The promise is there. But, as Dr. Berkowitz points out, there are 3 challenges to overcome in provider acceptance and adoption. He refers to these as the “3 C’s”.  The first “C” is presenting providers with a clinically-connected care team that they feel comfortable with – sharing their patients and their data. The second “C” is compensation – assuring providers that this will enhance their compensation rather than diminish it. The third “C” is culture – the change management as well as workflow configuration required to integrate this type of care. 

But, the promise is there, and it’s an important one. From a patient perspective, KeyCare can increase convenient access to care through its myriad use cases, including offering virtual specialty services such as behavioral health. From a provider perspective, it can reduce provider burnout by removing the more routine functions and services – enabling providers to grow their panels and focus on more complex care needs. From a healthcare system perspective, it can increase efficiencies of care, create patient growth, improve performance in value-based contracts, and allow systems to focus their resources and capabilities into higher margin more differentiating services. 

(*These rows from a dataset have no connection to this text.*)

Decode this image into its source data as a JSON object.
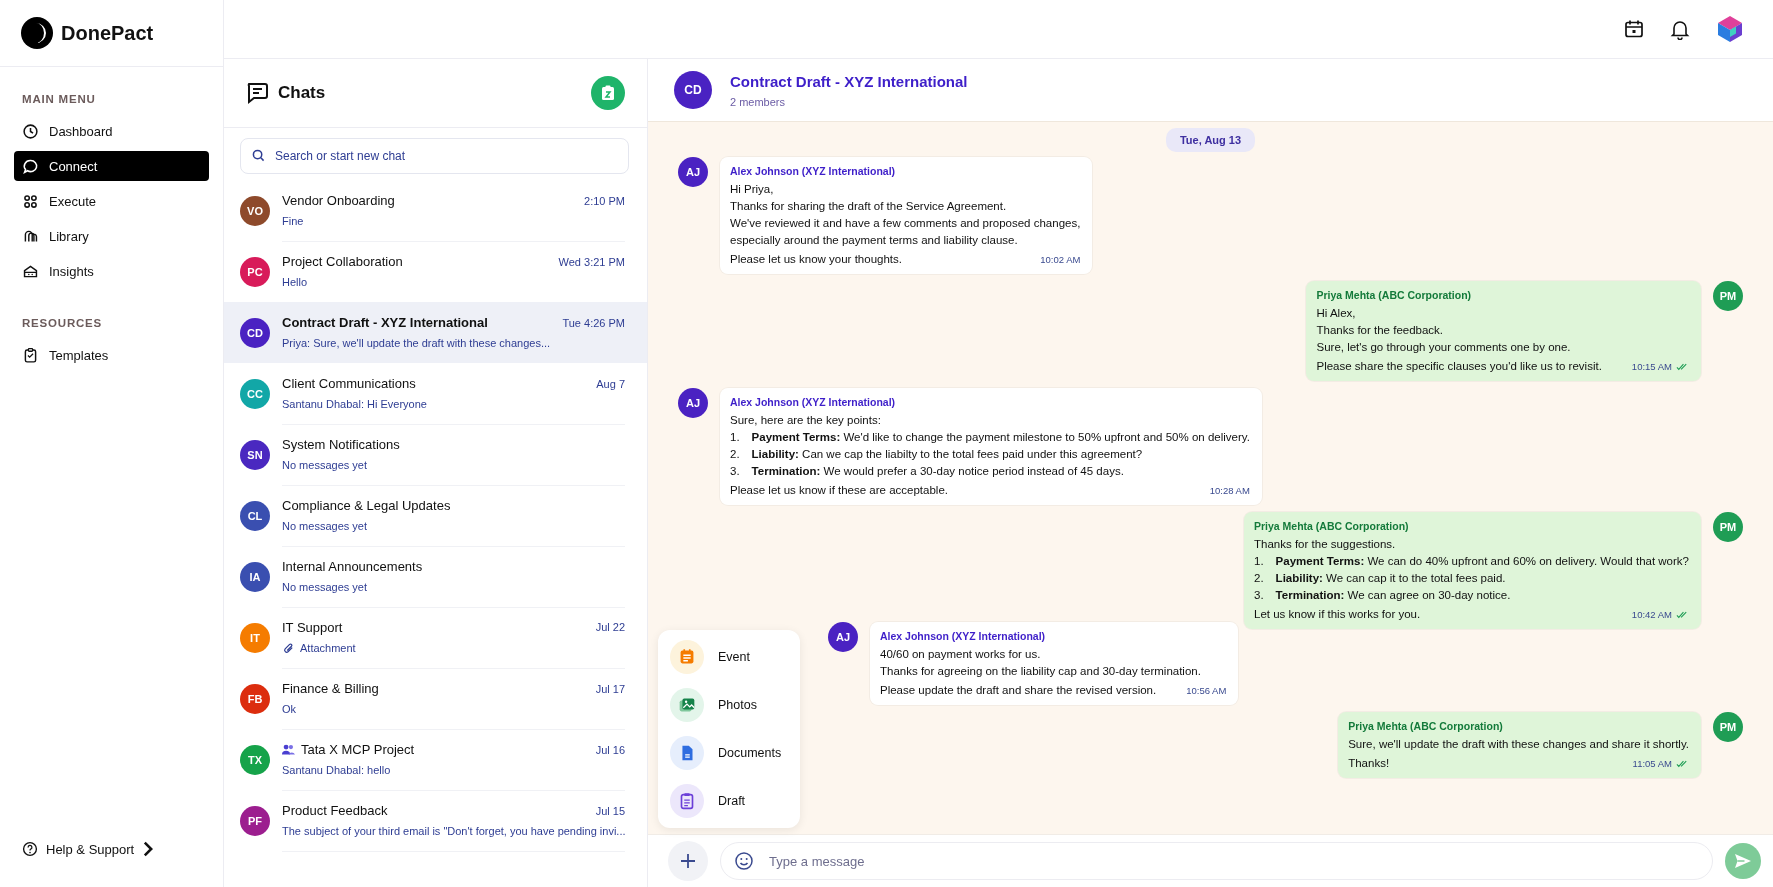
{
  "brand": {
    "name": "DonePact"
  },
  "sidebar": {
    "sections": [
      {
        "title": "MAIN MENU",
        "items": [
          {
            "label": "Dashboard",
            "selected": false
          },
          {
            "label": "Connect",
            "selected": true
          },
          {
            "label": "Execute",
            "selected": false
          },
          {
            "label": "Library",
            "selected": false
          },
          {
            "label": "Insights",
            "selected": false
          }
        ]
      },
      {
        "title": "RESOURCES",
        "items": [
          {
            "label": "Templates",
            "selected": false
          }
        ]
      }
    ],
    "help": "Help & Support"
  },
  "chat_list": {
    "title": "Chats",
    "search": {
      "placeholder": "Search or start new chat"
    },
    "chats": [
      {
        "initials": "VO",
        "color": "#8e4a2b",
        "name": "Vendor Onboarding",
        "time": "2:10 PM",
        "preview": "Fine",
        "kind": "text",
        "selected": false
      },
      {
        "initials": "PC",
        "color": "#d81b5a",
        "name": "Project Collaboration",
        "time": "Wed 3:21 PM",
        "preview": "Hello",
        "kind": "text",
        "selected": false
      },
      {
        "initials": "CD",
        "color": "#4a22c2",
        "name": "Contract Draft - XYZ International",
        "time": "Tue 4:26 PM",
        "preview": "Priya: Sure, we'll update the draft with these changes...",
        "kind": "text",
        "selected": true
      },
      {
        "initials": "CC",
        "color": "#12a7a7",
        "name": "Client Communications",
        "time": "Aug 7",
        "preview": "Santanu Dhabal: Hi Everyone",
        "kind": "text",
        "selected": false
      },
      {
        "initials": "SN",
        "color": "#4a28c0",
        "name": "System Notifications",
        "preview": "No messages yet",
        "kind": "text",
        "selected": false
      },
      {
        "initials": "CL",
        "color": "#3a4fb0",
        "name": "Compliance & Legal Updates",
        "preview": "No messages yet",
        "kind": "text",
        "selected": false
      },
      {
        "initials": "IA",
        "color": "#3a4fb0",
        "name": "Internal Announcements",
        "preview": "No messages yet",
        "kind": "text",
        "selected": false
      },
      {
        "initials": "IT",
        "color": "#f57c00",
        "name": "IT Support",
        "time": "Jul 22",
        "preview": "Attachment",
        "kind": "attachment",
        "selected": false
      },
      {
        "initials": "FB",
        "color": "#dc2d0e",
        "name": "Finance & Billing",
        "time": "Jul 17",
        "preview": "Ok",
        "kind": "text",
        "selected": false
      },
      {
        "initials": "TX",
        "color": "#16a34a",
        "name": "Tata X MCP Project",
        "time": "Jul 16",
        "preview": "Santanu Dhabal: hello",
        "kind": "group",
        "selected": false
      },
      {
        "initials": "PF",
        "color": "#9c1e8f",
        "name": "Product Feedback",
        "time": "Jul 15",
        "preview": "The subject of your third email is \"Don't forget, you have pending invi...",
        "kind": "text",
        "selected": false
      }
    ]
  },
  "conversation": {
    "initials": "CD",
    "title": "Contract Draft - XYZ International",
    "subtitle": "2 members",
    "date": "Tue, Aug 13",
    "messages": [
      {
        "kind": "in",
        "initials": "AJ",
        "sender": "Alex Johnson (XYZ International)",
        "time": "10:02 AM",
        "blocks": [
          {
            "kind": "text",
            "text": "Hi Priya,"
          },
          {
            "kind": "text",
            "text": "Thanks for sharing the draft of the Service Agreement."
          },
          {
            "kind": "text",
            "text": "We've reviewed it and have a few comments and proposed changes,"
          },
          {
            "kind": "text",
            "text": "especially around the payment terms and liability clause."
          },
          {
            "kind": "text",
            "text": "Please let us know your thoughts."
          }
        ]
      },
      {
        "kind": "out",
        "initials": "PM",
        "sender": "Priya Mehta (ABC Corporation)",
        "time": "10:15 AM",
        "read": true,
        "blocks": [
          {
            "kind": "text",
            "text": "Hi Alex,"
          },
          {
            "kind": "text",
            "text": "Thanks for the feedback."
          },
          {
            "kind": "text",
            "text": "Sure, let's go through your comments one by one."
          },
          {
            "kind": "text",
            "text": "Please share the specific clauses you'd like us to revisit."
          }
        ]
      },
      {
        "kind": "in",
        "initials": "AJ",
        "sender": "Alex Johnson (XYZ International)",
        "time": "10:28 AM",
        "blocks": [
          {
            "kind": "text",
            "text": "Sure, here are the key points:"
          },
          {
            "kind": "item",
            "marker": "1.",
            "text": "**Payment Terms:** We'd like to change the payment milestone to 50% upfront and 50% on delivery."
          },
          {
            "kind": "item",
            "marker": "2.",
            "text": "**Liability:** Can we cap the liabilty to the total fees paid under this agreement?"
          },
          {
            "kind": "item",
            "marker": "3.",
            "text": "**Termination:** We would prefer a 30-day notice period instead of 45 days."
          },
          {
            "kind": "text",
            "text": "Please let us know if these are acceptable."
          }
        ]
      },
      {
        "kind": "out",
        "initials": "PM",
        "sender": "Priya Mehta (ABC Corporation)",
        "time": "10:42 AM",
        "read": true,
        "blocks": [
          {
            "kind": "text",
            "text": "Thanks for the suggestions."
          },
          {
            "kind": "item",
            "marker": "1.",
            "text": "**Payment Terms:** We can do 40% upfront and 60% on delivery. Would that work?"
          },
          {
            "kind": "item",
            "marker": "2.",
            "text": "**Liability:** We can cap it to the total fees paid."
          },
          {
            "kind": "item",
            "marker": "3.",
            "text": "**Termination:** We can agree on 30-day notice."
          },
          {
            "kind": "text",
            "text": "Let us know if this works for you."
          }
        ]
      },
      {
        "kind": "in",
        "initials": "AJ",
        "sender": "Alex Johnson (XYZ International)",
        "time": "10:56 AM",
        "blocks": [
          {
            "kind": "text",
            "text": "40/60 on payment works for us."
          },
          {
            "kind": "text",
            "text": "Thanks for agreeing on the liability cap and 30-day termination."
          },
          {
            "kind": "text",
            "text": "Please update the draft and share the revised version."
          }
        ]
      },
      {
        "kind": "out",
        "initials": "PM",
        "sender": "Priya Mehta (ABC Corporation)",
        "time": "11:05 AM",
        "read": true,
        "blocks": [
          {
            "kind": "text",
            "text": "Sure, we'll update the draft with these changes and share it shortly."
          },
          {
            "kind": "text",
            "text": "Thanks!"
          }
        ]
      }
    ],
    "attach_menu": [
      "Event",
      "Photos",
      "Documents",
      "Draft"
    ],
    "composer": {
      "placeholder": "Type a message"
    }
  }
}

It seems to be a win-win-win. I applaud Dr. Berkowitz for his patient-centered mission and his ingenuity in creating this novel population health enablement platform. I’ll leave you with my favorite quote of this entire interview:

Our goal, our purpose in life, as an organization, is to make sure everybody gets the healthcare they deserve and they get that access. The more we can do online, the more that relieves the pressure for providers in the office as well, so both sides can win.”

Until Next Time,

Zeev Neuwirth, MD